Until recently, commercial and industrial contractors had to dig vast trenches to remove and replace old or damaged pipes. This traditional method of repairing pipes can be costly, time consuming, and generally disruptive. It isn't any wonder that trenchless technology is now considered among the biggest breakthroughs in piping technology. Pipe relining is one aspect of this technology which has changed the way pipe repair is performed.
Read on to learn more about trenchless pipe relining in commercial and industrial applications.
Basics of Pipe Lining
As the name suggests, pipe relining is an alternative to pipe replacement. The process entails using durable, flexible, and resistant materials such as corrugated pipe sheets to coat the interior of existing pipework.
Done properly, pipe relining can result in a seamless 'pipe within a pipe' that can withstand the pressures industrial or commercial piping systems are typically exposed to.
Advantages of Trenchless Pipe Lining
Today, contractors prefer trenchless pipe lining for several reasons.
Traditional trench digging can uproot plants, destroy and dirty waterways, and generally cause a mess to the landscape.

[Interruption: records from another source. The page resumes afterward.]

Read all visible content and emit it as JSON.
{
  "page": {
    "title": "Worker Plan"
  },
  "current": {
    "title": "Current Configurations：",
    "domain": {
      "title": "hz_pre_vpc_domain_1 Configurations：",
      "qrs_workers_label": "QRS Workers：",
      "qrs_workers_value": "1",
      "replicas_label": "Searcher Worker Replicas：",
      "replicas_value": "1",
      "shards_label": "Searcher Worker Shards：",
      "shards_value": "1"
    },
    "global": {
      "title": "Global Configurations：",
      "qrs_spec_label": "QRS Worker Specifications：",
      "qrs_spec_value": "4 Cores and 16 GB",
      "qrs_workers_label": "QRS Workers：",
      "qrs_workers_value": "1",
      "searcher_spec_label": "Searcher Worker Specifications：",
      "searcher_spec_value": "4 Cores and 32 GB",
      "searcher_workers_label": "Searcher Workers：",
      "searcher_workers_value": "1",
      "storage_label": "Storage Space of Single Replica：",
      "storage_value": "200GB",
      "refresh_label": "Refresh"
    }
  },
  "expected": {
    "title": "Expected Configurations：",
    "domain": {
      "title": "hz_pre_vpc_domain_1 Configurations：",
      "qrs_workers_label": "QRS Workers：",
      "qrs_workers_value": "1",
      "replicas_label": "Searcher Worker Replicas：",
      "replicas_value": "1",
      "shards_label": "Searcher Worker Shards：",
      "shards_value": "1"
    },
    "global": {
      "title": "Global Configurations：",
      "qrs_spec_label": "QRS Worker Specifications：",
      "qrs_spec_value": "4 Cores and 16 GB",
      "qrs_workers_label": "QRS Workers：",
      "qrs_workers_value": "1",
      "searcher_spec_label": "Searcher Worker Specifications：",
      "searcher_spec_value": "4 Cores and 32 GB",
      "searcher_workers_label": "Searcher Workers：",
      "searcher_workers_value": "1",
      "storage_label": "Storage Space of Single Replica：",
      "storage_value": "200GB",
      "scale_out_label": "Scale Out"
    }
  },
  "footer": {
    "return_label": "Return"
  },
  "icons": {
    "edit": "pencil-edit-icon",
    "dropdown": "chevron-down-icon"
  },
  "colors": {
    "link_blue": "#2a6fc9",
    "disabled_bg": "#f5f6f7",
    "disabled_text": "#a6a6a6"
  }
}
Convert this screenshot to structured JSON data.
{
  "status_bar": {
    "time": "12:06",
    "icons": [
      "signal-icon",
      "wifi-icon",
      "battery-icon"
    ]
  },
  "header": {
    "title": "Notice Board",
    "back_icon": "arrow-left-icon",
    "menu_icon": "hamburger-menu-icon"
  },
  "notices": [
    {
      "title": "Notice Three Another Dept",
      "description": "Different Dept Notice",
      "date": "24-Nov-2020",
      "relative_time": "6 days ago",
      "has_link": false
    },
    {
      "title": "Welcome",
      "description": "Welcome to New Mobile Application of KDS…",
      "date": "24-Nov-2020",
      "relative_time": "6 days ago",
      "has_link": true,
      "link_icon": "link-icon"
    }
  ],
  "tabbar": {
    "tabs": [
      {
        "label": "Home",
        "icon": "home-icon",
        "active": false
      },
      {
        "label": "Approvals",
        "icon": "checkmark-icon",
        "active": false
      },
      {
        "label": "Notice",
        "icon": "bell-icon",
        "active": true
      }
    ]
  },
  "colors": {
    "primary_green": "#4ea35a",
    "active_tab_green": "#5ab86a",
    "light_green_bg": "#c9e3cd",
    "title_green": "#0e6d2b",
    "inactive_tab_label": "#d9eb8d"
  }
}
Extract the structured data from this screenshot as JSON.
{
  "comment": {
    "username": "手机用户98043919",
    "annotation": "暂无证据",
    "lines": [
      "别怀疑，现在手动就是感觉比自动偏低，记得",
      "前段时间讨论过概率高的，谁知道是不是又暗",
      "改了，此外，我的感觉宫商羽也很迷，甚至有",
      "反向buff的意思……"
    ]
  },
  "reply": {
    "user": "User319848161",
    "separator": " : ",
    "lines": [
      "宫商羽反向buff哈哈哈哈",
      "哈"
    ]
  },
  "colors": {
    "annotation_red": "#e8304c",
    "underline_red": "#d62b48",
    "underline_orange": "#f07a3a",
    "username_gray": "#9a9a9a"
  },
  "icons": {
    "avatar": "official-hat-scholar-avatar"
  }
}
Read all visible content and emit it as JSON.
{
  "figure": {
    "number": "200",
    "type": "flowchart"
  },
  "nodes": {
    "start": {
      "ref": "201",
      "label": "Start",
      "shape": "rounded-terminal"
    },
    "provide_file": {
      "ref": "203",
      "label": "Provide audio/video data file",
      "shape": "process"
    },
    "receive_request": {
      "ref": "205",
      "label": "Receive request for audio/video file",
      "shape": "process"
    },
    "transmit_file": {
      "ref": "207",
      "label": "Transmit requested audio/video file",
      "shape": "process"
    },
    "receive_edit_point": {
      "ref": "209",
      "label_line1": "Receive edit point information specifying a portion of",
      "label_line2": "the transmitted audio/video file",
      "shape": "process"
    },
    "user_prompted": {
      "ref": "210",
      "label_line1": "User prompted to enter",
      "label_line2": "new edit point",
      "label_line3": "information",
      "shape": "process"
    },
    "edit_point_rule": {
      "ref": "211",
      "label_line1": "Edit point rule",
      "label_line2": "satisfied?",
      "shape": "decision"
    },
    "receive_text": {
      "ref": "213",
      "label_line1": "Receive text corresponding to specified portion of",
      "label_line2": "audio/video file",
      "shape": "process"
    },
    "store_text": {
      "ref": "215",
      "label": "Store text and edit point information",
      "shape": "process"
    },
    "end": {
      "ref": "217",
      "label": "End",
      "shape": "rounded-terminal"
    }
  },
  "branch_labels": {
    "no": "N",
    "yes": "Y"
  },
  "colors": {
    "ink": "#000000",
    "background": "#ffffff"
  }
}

With trenchless pipe lining, contractors can repair and rehabilitate pipes without the need for extensive digging, therefore minimizing any adverse impact to the environment.
Even with the most advanced technology, digging out trenches - especially to access sealed, underground piping - can be a delicate and time-consuming process.
On the contrary, when using no-dig trenchless pipe lining technology, contractors can easily complete the rehabilitation process within a few hours. Shorter wait times eliminate inconveniencing disruptions, reduce potentially costly business downtime, and minimize labor costs as well.
Trenchless pipe lining can offer significant cost saving benefits for several reasons. First, less digging cuts down on the amount of manpower a contractor may require at a worksite.
Second, trenchless technology minimizes cost-per-hour expenses. Additionally, lining existing pipes with a seamless, easy-to-install material can be more cost effective than buying new piping altogether.
Lastly, because trenchless pipe lining does not entail extensive uprooting of existing roads, sewer lining, and other infrastructure, contractors can significantly reduce the potentially high cost of repairing infrastructure damaged during the rehabilitation.
Limitations of Trenchless Pipe Lining
While trenchless pipe lining offers many advantages, this rehabilitation method has some limitations.
In cases where pipes are too old or too damaged, lining the pipes may not be feasible.
Without proper installation, gaps can form at the point where the lining starts and ends, especially in the case of sectional pipe lining. This can result in the buildup of waste, pipe corrosion, and disruption of flow.
Hiring an experienced pipe installation company can minimize the potentially costly risk of poor pipe lining.
Process of Trenchless Pipe Lining
Depending on the nature of existing infrastructure, the needs of the client, available technology, and feasibility requirements, the particular method of trenchless pipe lining may vary from one contractor to another.
Nevertheless, pipe lining as a rehabilitative process generally involves several crucial steps:
- Assessment of pipeline and existing infrastructure
- Video inspection and pipe cleaning
- Fabrication of lining material according to the dimensions of existing pipework
- Installation of lining material
- Curing of the lining material
- Post-installation checkup
Replacing worn pipes can be a significant expense, whether for municipal, commercial, or industrial infrastructure. While trenchless pipe lining has its limits, contractors can realize significant cost savings with this method. To see these benefits, be sure to find a piping company that understands the intricacies of pipe rehabilitation.
If you are looking for high-quality commercial and industrial piping solutions in Corpus Christi, get in touch with the experts at Fast Flow Pipe & Supply, Inc. today.